Canmore Nordic Centre Provincial Park features more than 100 kilometres (60 miles) of trails for skiing and mountain biking, and the club organizes snowshoe outings, with a range of offerings geared to different levels of ability. The most challenging of three snowshoe hikes that took place on a single day this past winter wound up mountain paths. “Everyone is so kind,” Laurel Paterson says. “They’ll wait for someone who is a bit slower.”
“At 68, I’m a junior senior,” Minifie says, “and I snowshoe and cross-country ski with a fellow who turned 90 in March. He took up cross-country skiing at 85.” In summer, women in their 80s bicycle around town alongside 20-something athletes gliding on roller-skis. “You don’t feel that you’re exclusively an old person here,” Paterson says.)
Downhill skiing is just 45 minutes away, and skaters have a choice of several outdoor rinks, as well as a recreation centre with two NHL-sized surfaces; for curlers, there’s a club with four ice sheets, plus a restaurant and lounge.
In warmer weather, residents can golf at one of three courses, play tennis, cycle, or hike. “A river runs right through town, and there’s a long walk alongside it,” Paterson says. The Rocky Mountain Legacy Trail—a 22-kilometre (14-mile) paved bicycle path—stretches from Canmore to Banff. “We have friends my age who bicycle to Banff, have a coffee, and bike home,” she adds. You can also opt to cycle one way and hop on a bus back home.

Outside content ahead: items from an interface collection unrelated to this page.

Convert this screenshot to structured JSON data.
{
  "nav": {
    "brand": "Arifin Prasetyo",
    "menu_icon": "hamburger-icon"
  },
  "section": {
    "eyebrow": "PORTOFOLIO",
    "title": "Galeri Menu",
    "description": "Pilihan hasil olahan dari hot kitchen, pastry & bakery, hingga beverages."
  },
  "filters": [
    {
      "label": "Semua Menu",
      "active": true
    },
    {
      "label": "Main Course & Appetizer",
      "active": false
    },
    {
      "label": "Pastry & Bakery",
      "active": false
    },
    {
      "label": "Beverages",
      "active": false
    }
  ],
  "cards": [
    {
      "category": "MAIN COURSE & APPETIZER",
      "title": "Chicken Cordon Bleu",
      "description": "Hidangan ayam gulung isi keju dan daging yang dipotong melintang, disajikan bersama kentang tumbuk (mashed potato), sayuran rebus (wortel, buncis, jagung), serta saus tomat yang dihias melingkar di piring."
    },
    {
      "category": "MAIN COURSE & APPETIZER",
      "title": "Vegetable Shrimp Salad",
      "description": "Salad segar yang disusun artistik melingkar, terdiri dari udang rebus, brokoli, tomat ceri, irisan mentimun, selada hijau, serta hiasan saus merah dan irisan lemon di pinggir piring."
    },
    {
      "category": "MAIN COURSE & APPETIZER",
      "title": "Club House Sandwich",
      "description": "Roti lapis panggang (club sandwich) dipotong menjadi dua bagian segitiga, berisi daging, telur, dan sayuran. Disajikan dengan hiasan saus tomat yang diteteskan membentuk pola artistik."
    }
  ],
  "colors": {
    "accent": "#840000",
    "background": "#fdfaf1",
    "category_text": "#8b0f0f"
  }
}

The wealth of sporting activities is balanced by an arts centre (which offers classes), a theatre group, multiple musical groups, and organizations such as the local quilting guild. “The town has a lot of artists and talent,” Minifie says. “We also get great people coming to the Banff Centre [for Arts and Creativity].”
“We have a beautiful recreation centre called Elevation Place,” Paterson says. “It has a library that’s open every day, an art gallery, a big swimming pool, and a climbing space with glass walls. You can sit and have coffee and watch the climbers, or look down from the exercise room upstairs.”

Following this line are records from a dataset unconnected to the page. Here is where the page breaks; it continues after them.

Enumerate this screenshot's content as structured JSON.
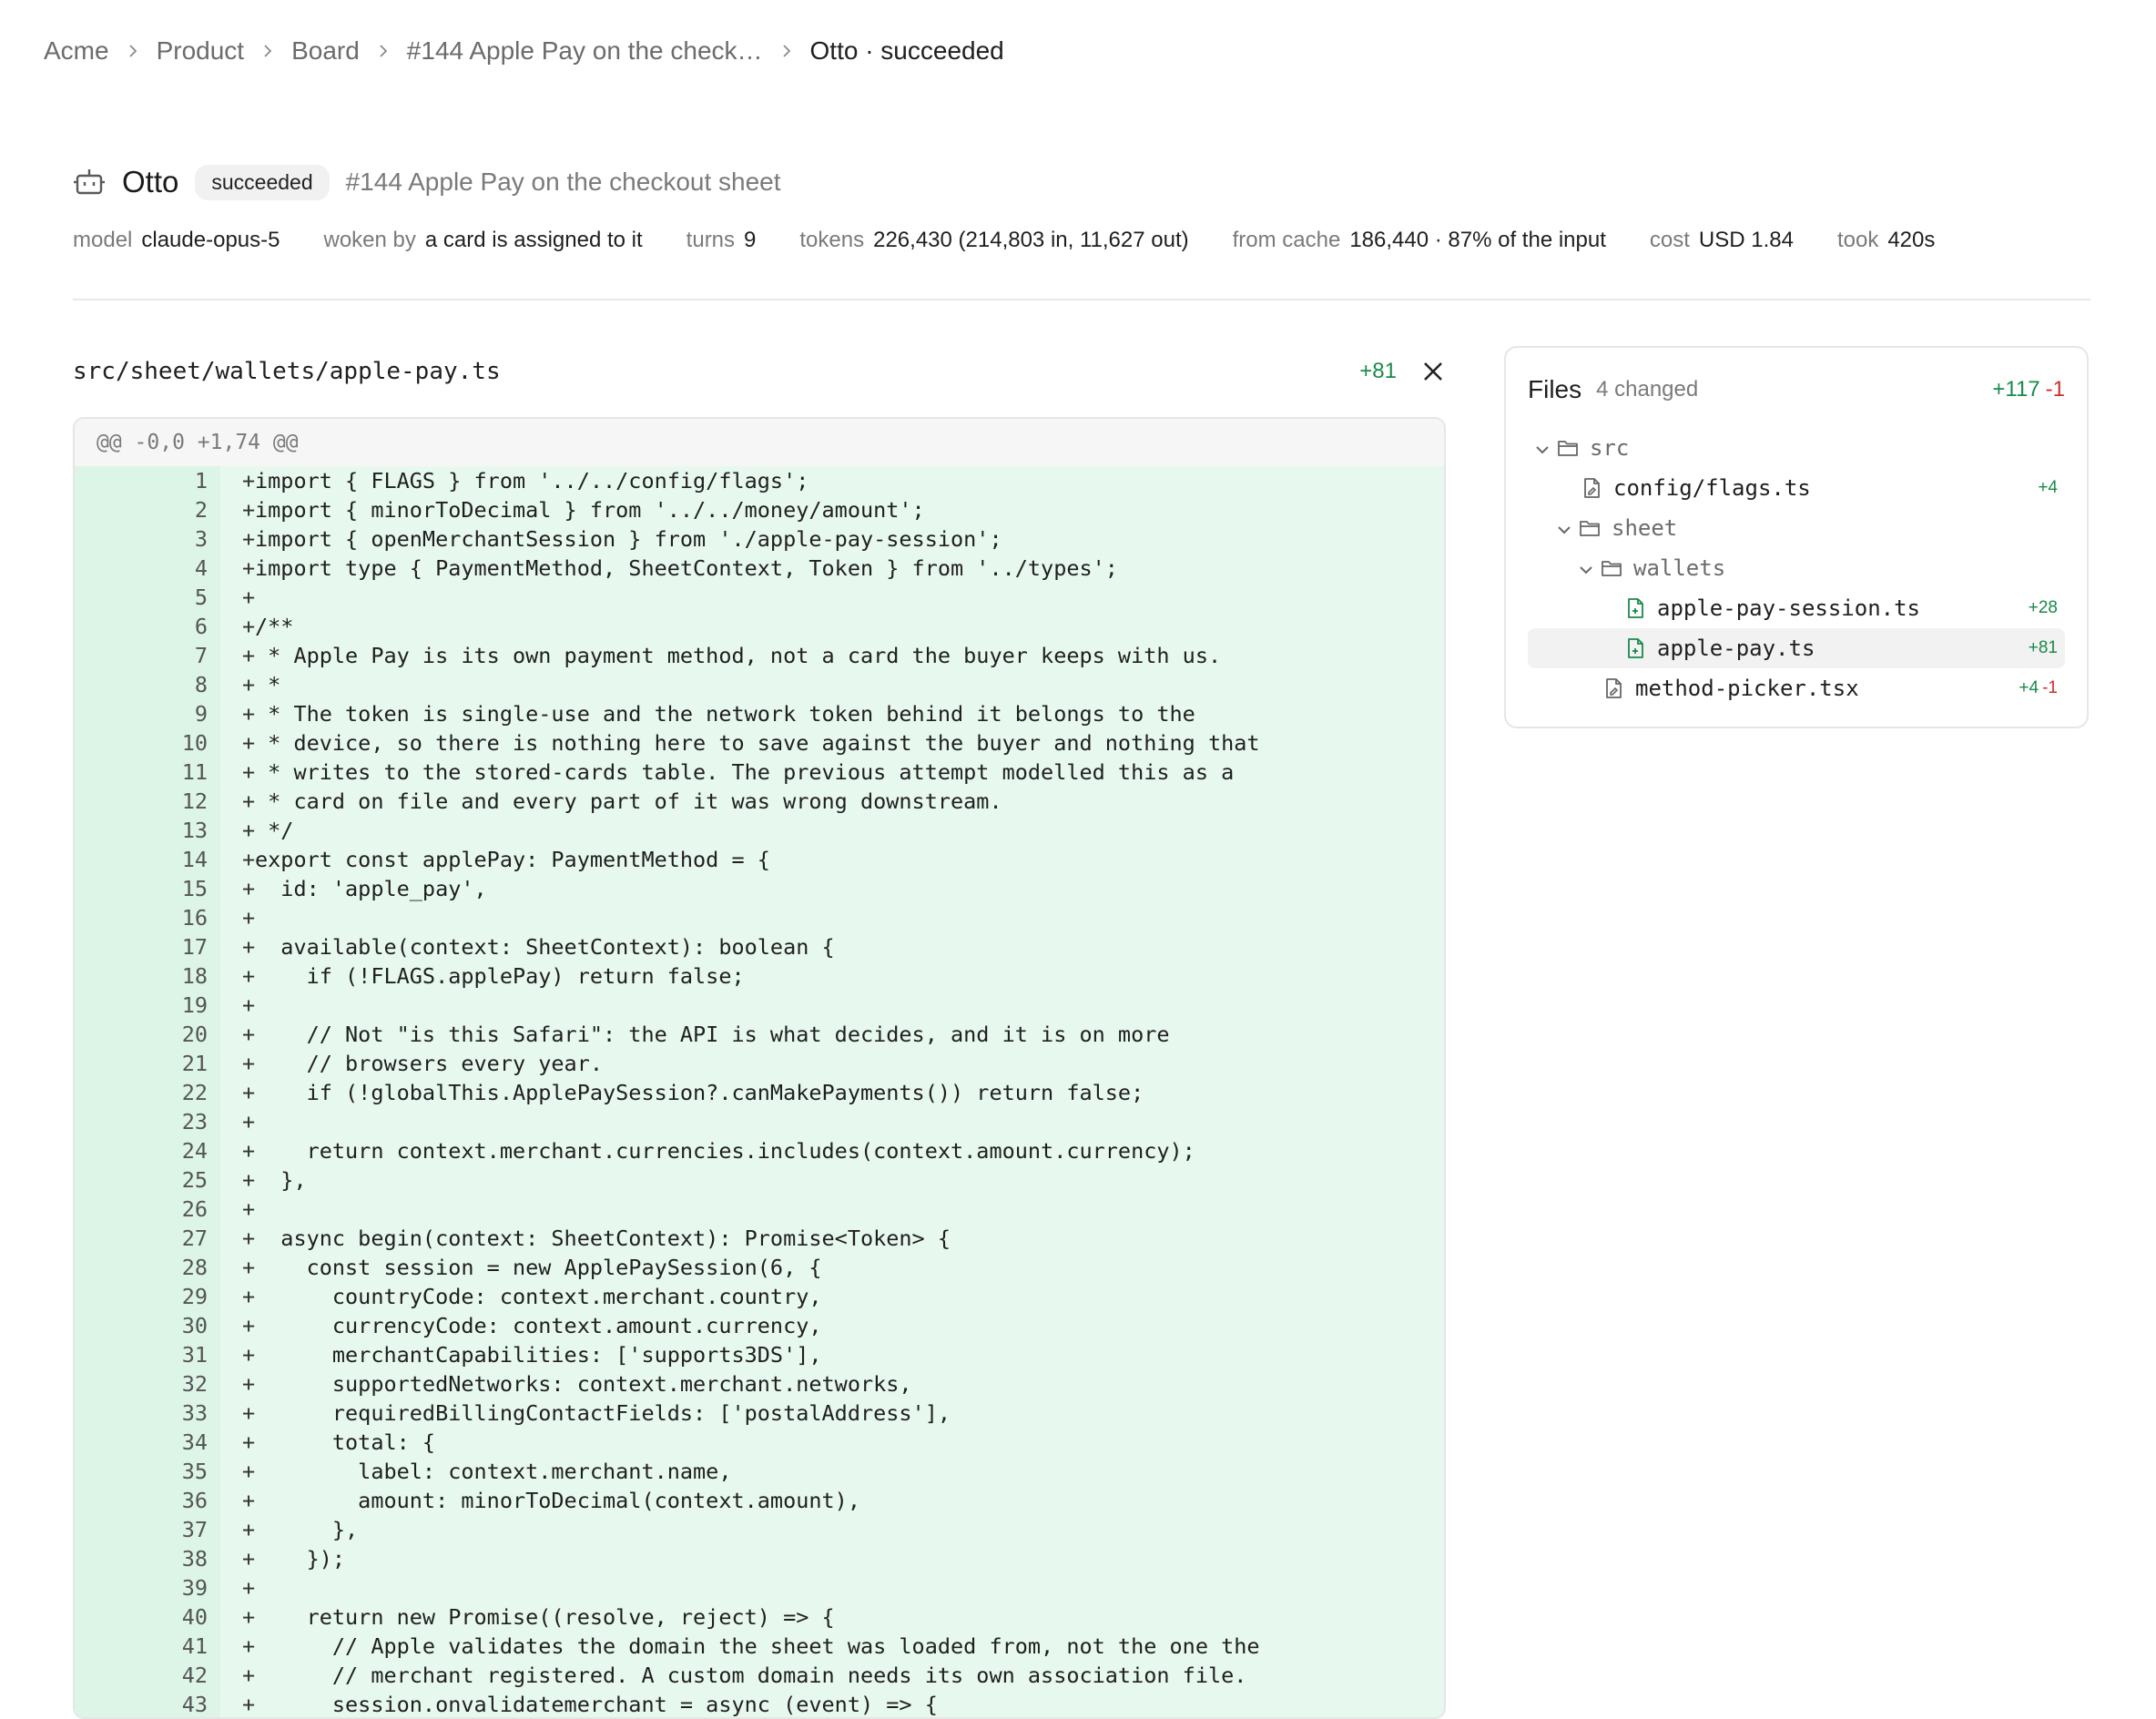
{
  "breadcrumb": [
    "Acme",
    "Product",
    "Board",
    "#144 Apple Pay on the check…",
    "Otto · succeeded"
  ],
  "header": {
    "title": "Otto",
    "status": "succeeded",
    "subtitle": "#144 Apple Pay on the checkout sheet"
  },
  "stats": [
    {
      "key": "model",
      "value": "claude-opus-5"
    },
    {
      "key": "woken by",
      "value": "a card is assigned to it"
    },
    {
      "key": "turns",
      "value": "9"
    },
    {
      "key": "tokens",
      "value": "226,430 (214,803 in, 11,627 out)"
    },
    {
      "key": "from cache",
      "value": "186,440 · 87% of the input"
    },
    {
      "key": "cost",
      "value": "USD 1.84"
    },
    {
      "key": "took",
      "value": "420s"
    }
  ],
  "diff": {
    "path": "src/sheet/wallets/apple-pay.ts",
    "additions": "+81",
    "hunk": "@@ -0,0 +1,74 @@",
    "lines": [
      "import { FLAGS } from '../../config/flags';",
      "import { minorToDecimal } from '../../money/amount';",
      "import { openMerchantSession } from './apple-pay-session';",
      "import type { PaymentMethod, SheetContext, Token } from '../types';",
      "",
      "/**",
      " * Apple Pay is its own payment method, not a card the buyer keeps with us.",
      " *",
      " * The token is single-use and the network token behind it belongs to the",
      " * device, so there is nothing here to save against the buyer and nothing that",
      " * writes to the stored-cards table. The previous attempt modelled this as a",
      " * card on file and every part of it was wrong downstream.",
      " */",
      "export const applePay: PaymentMethod = {",
      "  id: 'apple_pay',",
      "",
      "  available(context: SheetContext): boolean {",
      "    if (!FLAGS.applePay) return false;",
      "",
      "    // Not \"is this Safari\": the API is what decides, and it is on more",
      "    // browsers every year.",
      "    if (!globalThis.ApplePaySession?.canMakePayments()) return false;",
      "",
      "    return context.merchant.currencies.includes(context.amount.currency);",
      "  },",
      "",
      "  async begin(context: SheetContext): Promise<Token> {",
      "    const session = new ApplePaySession(6, {",
      "      countryCode: context.merchant.country,",
      "      currencyCode: context.amount.currency,",
      "      merchantCapabilities: ['supports3DS'],",
      "      supportedNetworks: context.merchant.networks,",
      "      requiredBillingContactFields: ['postalAddress'],",
      "      total: {",
      "        label: context.merchant.name,",
      "        amount: minorToDecimal(context.amount),",
      "      },",
      "    });",
      "",
      "    return new Promise((resolve, reject) => {",
      "      // Apple validates the domain the sheet was loaded from, not the one the",
      "      // merchant registered. A custom domain needs its own association file.",
      "      session.onvalidatemerchant = async (event) => {"
    ]
  },
  "files_panel": {
    "title": "Files",
    "count": "4 changed",
    "additions": "+117",
    "deletions": "-1",
    "tree": [
      {
        "name": "src",
        "type": "folder",
        "depth": 0,
        "expanded": true,
        "add": "",
        "del": ""
      },
      {
        "name": "config/flags.ts",
        "type": "file",
        "depth": 1,
        "icon": "file-modified",
        "add": "+4",
        "del": ""
      },
      {
        "name": "sheet",
        "type": "folder",
        "depth": 1,
        "expanded": true,
        "add": "",
        "del": ""
      },
      {
        "name": "wallets",
        "type": "folder",
        "depth": 2,
        "expanded": true,
        "add": "",
        "del": ""
      },
      {
        "name": "apple-pay-session.ts",
        "type": "file",
        "depth": 3,
        "icon": "file-added",
        "add": "+28",
        "del": ""
      },
      {
        "name": "apple-pay.ts",
        "type": "file",
        "depth": 3,
        "icon": "file-added",
        "add": "+81",
        "del": "",
        "selected": true
      },
      {
        "name": "method-picker.tsx",
        "type": "file",
        "depth": 2,
        "icon": "file-modified",
        "add": "+4",
        "del": "-1"
      }
    ]
  },
  "colors": {
    "added_bg": "#e7f8ef",
    "added_text": "#1a8a4a",
    "deleted_text": "#c9302c"
  }
}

Prospective volunteers can choose among an abundance of organizations, including Alberta Parks, where David Minifie donates his time.

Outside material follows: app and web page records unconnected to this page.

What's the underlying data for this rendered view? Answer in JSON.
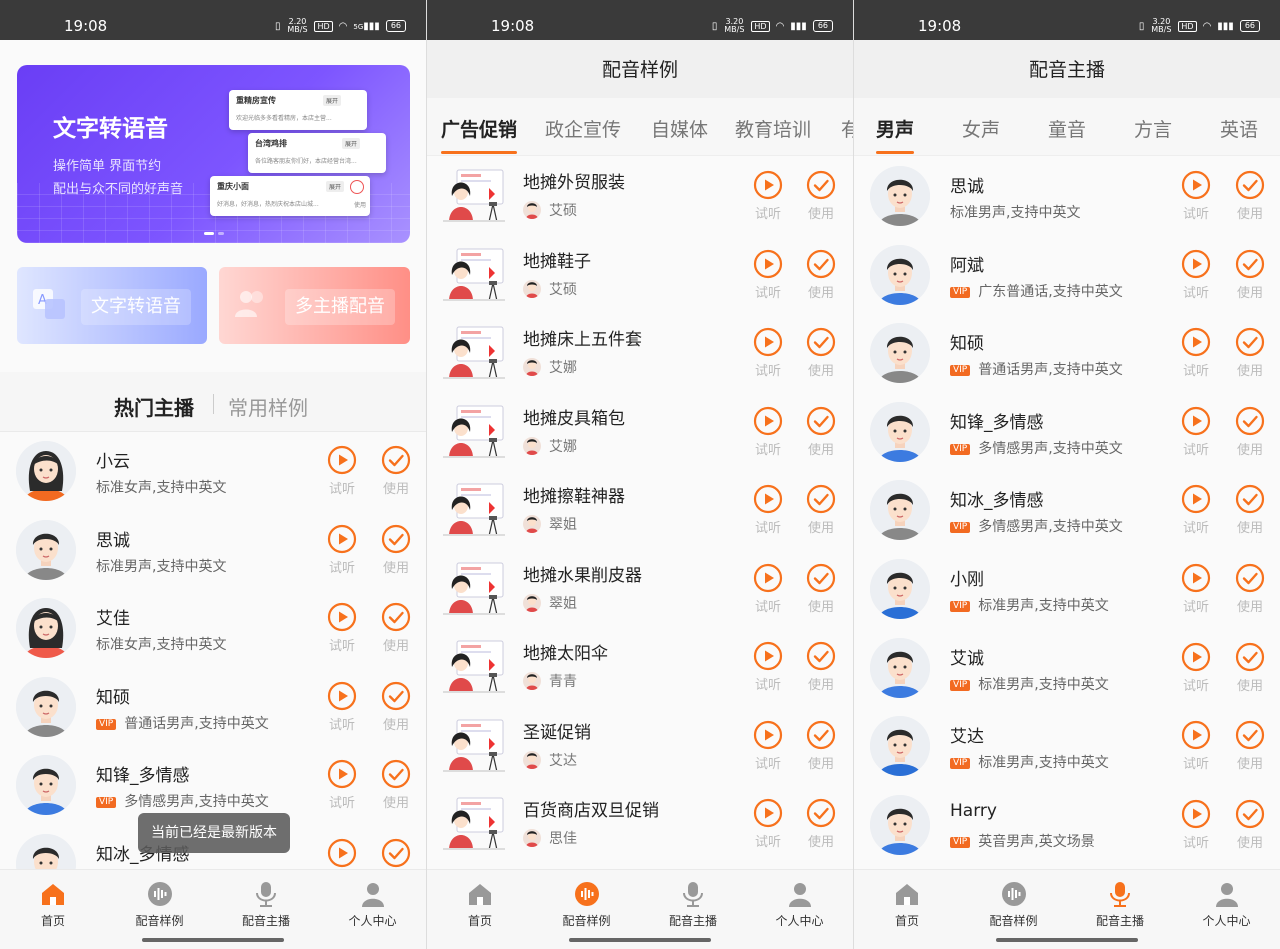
{
  "status": {
    "time": "19:08",
    "hd": "HD",
    "battery": "66",
    "signal": "5G"
  },
  "colors": {
    "accent": "#f7711c",
    "vip": "#f26a21",
    "banner": "#6a3ef5",
    "inactive_text": "#bbb"
  },
  "home": {
    "banner": {
      "title": "文字转语音",
      "sub1": "操作简单 界面节约",
      "sub2": "配出与众不同的好声音",
      "cards": [
        {
          "title": "重精房宣传",
          "tag": "展开",
          "text": "欢迎光临多多看看精房，本店主营..."
        },
        {
          "title": "台湾鸡排",
          "tag": "展开",
          "text": "各位路客朋友你们好，本店经营台湾..."
        },
        {
          "title": "重庆小面",
          "tag": "展开",
          "text": "好消息，好消息，热烈庆祝本店山城..."
        }
      ],
      "card_action": "使用"
    },
    "feature_cards": [
      {
        "label": "文字转语音"
      },
      {
        "label": "多主播配音"
      }
    ],
    "tabs": {
      "active": "热门主播",
      "inactive": "常用样例"
    },
    "list": [
      {
        "name": "小云",
        "desc": "标准女声,支持中英文",
        "vip": false
      },
      {
        "name": "思诚",
        "desc": "标准男声,支持中英文",
        "vip": false
      },
      {
        "name": "艾佳",
        "desc": "标准女声,支持中英文",
        "vip": false
      },
      {
        "name": "知硕",
        "desc": "普通话男声,支持中英文",
        "vip": true
      },
      {
        "name": "知锋_多情感",
        "desc": "多情感男声,支持中英文",
        "vip": true
      },
      {
        "name": "知冰_多情感",
        "desc": "",
        "vip": false
      }
    ],
    "toast": "当前已经是最新版本"
  },
  "samples": {
    "title": "配音样例",
    "tabs": [
      "广告促销",
      "政企宣传",
      "自媒体",
      "教育培训",
      "有"
    ],
    "list": [
      {
        "name": "地摊外贸服装",
        "author": "艾硕"
      },
      {
        "name": "地摊鞋子",
        "author": "艾硕"
      },
      {
        "name": "地摊床上五件套",
        "author": "艾娜"
      },
      {
        "name": "地摊皮具箱包",
        "author": "艾娜"
      },
      {
        "name": "地摊擦鞋神器",
        "author": "翠姐"
      },
      {
        "name": "地摊水果削皮器",
        "author": "翠姐"
      },
      {
        "name": "地摊太阳伞",
        "author": "青青"
      },
      {
        "name": "圣诞促销",
        "author": "艾达"
      },
      {
        "name": "百货商店双旦促销",
        "author": "思佳"
      }
    ]
  },
  "anchors": {
    "title": "配音主播",
    "tabs": [
      "男声",
      "女声",
      "童音",
      "方言",
      "英语"
    ],
    "list": [
      {
        "name": "思诚",
        "desc": "标准男声,支持中英文",
        "vip": false
      },
      {
        "name": "阿斌",
        "desc": "广东普通话,支持中英文",
        "vip": true
      },
      {
        "name": "知硕",
        "desc": "普通话男声,支持中英文",
        "vip": true
      },
      {
        "name": "知锋_多情感",
        "desc": "多情感男声,支持中英文",
        "vip": true
      },
      {
        "name": "知冰_多情感",
        "desc": "多情感男声,支持中英文",
        "vip": true
      },
      {
        "name": "小刚",
        "desc": "标准男声,支持中英文",
        "vip": true
      },
      {
        "name": "艾诚",
        "desc": "标准男声,支持中英文",
        "vip": true
      },
      {
        "name": "艾达",
        "desc": "标准男声,支持中英文",
        "vip": true
      },
      {
        "name": "Harry",
        "desc": "英音男声,英文场景",
        "vip": true
      }
    ]
  },
  "labels": {
    "listen": "试听",
    "use": "使用",
    "vip": "VIP"
  },
  "tabbar": [
    {
      "label": "首页",
      "icon": "home-icon"
    },
    {
      "label": "配音样例",
      "icon": "soundwave-icon"
    },
    {
      "label": "配音主播",
      "icon": "microphone-icon"
    },
    {
      "label": "个人中心",
      "icon": "user-icon"
    }
  ]
}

The six-block downtown is home to a mix of restaurants offering cuisine ranging from Brazilian barbecue to authentic Mexican, coffee shops (including one that doubles as a bicycle store), and retail standbys such as Canadian Tire and Shoppers Drug Mart, along with sports boutiques. And Calgary is just over an hour’s drive away should you be unable to find a specific item locally or want to jet away to distant destinations.
While housing isn’t exactly inexpensive (two-bedroom condos go for a bit more than $500,000), Paterson says that she and her husband pay property taxes that are half of what the couple paid in Ontario, and town leadership has also carefully maintained the town’s character by capping the height of new buildings.
Since health professionals are among those drawn to the community’s many recreational opportunities, there’s an ample supply of physicians, too. Round-the-clock emergency care and many other medical services (including a highly-regarded sports medicine clinic) are available locally—Canmore and Banff both have a hospital.
And then there’s the view. “You’re getting groceries, and when you step out of the store, there’s this ring of mountains around you,” Paterson observes. Between that and proximity to the big city, Susan Minifie says, “it really is the best of both worlds.”
Photos: Tourism Canmore Kananaskis/Paul Zizka (street); Alberta Parks (biking).